As I now recall, much of my time in the first Bush White House was spent saying “no” to Kemp. But I did so with little enthusiasm. Kemp was a troublemaker, yet it was hard not admire the effort. Ever since Bush had broken his no-new-taxes pledge, Kemp enjoyed grumbling about budget director Dick Darman and everyone else inside the White House whom he assumed was his enemy.
Like Wanniski, Kemp grew crankier and less politically reliable with age. Understandably, most of his obituaries focus on his glory days, linking his leadership in football to his eventual leadership in Congress. But the truth is, Kemp’s real contribution to Republican politics was his ability to create factions within his own party. That made him more exciting and interesting than most pols.
Look at his career. Kemp was more often a lone wolf, a dissenter, and a constant source of internecine warfare. The Kemp-Roth tax cuts, the beginning of the Reagan Revolution, were really intended as a Molotov cocktail thrown toward the Nixon-era GOP establishment. By the time Reagan came to town, Kemp was bad mouthing his former friend David Stockman. His entire “empowerment” agenda in the early 1990s was a burr beneath Bush White House chief of staff John Sununu’s saddle. When he was forced to be a team player as VP nominee to his former enemy Bob Dole, the charm, the clever arguments, and odd-ball alliance-building disappeared.
I think that today’s GOP doldrums are due to the fact that it doesn’t have enough renegades like Kemp who buck the party line. The Republican Party has always been at its most exciting when the establishment powers are thrown off their game (think Goldwater, Reagan, the early Gingrich, McCain in 2000). Today I see a handful of earnest opposition leaders who all agree with one another.
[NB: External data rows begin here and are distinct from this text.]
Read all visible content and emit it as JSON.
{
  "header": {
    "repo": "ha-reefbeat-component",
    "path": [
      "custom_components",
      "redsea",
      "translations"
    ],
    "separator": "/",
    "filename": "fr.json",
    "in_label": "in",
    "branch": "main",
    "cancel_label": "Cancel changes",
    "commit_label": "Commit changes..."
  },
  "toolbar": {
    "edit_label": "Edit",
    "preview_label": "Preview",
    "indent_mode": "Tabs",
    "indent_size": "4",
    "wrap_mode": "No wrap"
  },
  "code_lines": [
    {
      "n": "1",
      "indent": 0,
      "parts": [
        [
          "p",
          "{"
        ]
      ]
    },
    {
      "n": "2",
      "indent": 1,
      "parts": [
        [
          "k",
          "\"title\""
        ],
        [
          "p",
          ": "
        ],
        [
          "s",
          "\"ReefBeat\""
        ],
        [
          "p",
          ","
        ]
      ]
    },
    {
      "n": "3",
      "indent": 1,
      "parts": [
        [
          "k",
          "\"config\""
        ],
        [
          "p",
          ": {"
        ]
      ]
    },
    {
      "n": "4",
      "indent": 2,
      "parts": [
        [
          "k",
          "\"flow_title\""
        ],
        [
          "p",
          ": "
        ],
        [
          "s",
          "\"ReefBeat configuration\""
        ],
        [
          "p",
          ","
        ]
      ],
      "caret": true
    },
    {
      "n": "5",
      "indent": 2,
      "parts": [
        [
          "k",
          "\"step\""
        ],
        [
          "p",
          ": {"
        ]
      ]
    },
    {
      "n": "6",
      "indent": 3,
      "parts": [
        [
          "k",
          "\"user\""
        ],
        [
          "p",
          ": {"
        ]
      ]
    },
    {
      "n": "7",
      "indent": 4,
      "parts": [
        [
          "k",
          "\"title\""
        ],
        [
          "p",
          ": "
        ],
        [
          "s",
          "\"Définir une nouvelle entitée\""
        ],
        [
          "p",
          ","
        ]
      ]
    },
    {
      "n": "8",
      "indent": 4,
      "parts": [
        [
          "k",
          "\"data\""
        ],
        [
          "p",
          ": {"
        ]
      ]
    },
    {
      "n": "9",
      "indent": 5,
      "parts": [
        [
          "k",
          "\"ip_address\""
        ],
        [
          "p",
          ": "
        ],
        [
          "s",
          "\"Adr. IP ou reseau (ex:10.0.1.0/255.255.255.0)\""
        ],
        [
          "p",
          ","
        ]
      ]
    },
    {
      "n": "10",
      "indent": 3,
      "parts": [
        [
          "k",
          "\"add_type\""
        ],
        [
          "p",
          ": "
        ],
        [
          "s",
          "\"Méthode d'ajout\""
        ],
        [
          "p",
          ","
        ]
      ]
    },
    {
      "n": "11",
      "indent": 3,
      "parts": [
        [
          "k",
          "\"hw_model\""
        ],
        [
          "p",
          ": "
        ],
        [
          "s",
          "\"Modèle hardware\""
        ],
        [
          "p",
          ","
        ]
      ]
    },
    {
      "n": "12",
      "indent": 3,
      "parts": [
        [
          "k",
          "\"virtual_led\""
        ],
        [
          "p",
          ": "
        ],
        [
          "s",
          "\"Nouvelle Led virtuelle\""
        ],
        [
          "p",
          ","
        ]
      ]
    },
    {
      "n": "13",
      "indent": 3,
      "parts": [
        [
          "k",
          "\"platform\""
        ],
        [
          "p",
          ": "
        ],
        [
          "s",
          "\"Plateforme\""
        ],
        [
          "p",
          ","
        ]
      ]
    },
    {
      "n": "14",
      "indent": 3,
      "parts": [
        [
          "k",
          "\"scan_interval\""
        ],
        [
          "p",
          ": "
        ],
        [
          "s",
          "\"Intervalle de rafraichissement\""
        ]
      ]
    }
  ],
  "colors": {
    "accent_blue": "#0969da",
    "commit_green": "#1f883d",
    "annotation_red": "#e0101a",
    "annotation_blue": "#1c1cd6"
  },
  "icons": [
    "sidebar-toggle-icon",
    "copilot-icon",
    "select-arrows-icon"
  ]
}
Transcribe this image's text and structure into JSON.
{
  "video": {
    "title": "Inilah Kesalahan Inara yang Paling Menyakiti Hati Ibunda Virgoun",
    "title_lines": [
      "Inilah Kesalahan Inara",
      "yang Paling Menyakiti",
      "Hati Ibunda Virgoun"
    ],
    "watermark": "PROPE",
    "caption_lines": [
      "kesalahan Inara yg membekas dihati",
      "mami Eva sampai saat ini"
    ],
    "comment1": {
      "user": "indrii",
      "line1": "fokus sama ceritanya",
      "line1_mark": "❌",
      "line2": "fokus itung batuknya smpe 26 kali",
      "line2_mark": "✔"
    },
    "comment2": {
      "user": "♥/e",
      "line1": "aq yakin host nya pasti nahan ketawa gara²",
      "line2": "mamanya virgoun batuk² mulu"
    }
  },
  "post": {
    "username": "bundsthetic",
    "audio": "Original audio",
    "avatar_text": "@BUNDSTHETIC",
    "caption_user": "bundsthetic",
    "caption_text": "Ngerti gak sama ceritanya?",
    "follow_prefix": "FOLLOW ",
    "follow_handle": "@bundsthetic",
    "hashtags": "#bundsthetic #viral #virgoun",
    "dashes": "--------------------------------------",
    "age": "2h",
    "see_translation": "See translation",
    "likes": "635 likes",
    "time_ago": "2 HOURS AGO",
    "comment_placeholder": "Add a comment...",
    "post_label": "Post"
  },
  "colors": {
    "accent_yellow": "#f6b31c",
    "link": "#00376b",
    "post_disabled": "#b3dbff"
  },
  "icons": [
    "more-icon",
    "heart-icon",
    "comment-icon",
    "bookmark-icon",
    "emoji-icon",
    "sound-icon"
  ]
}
No wonder no one is listening. Until Republicans start fighting with one another again, the party will have trouble finding the road back to popularity.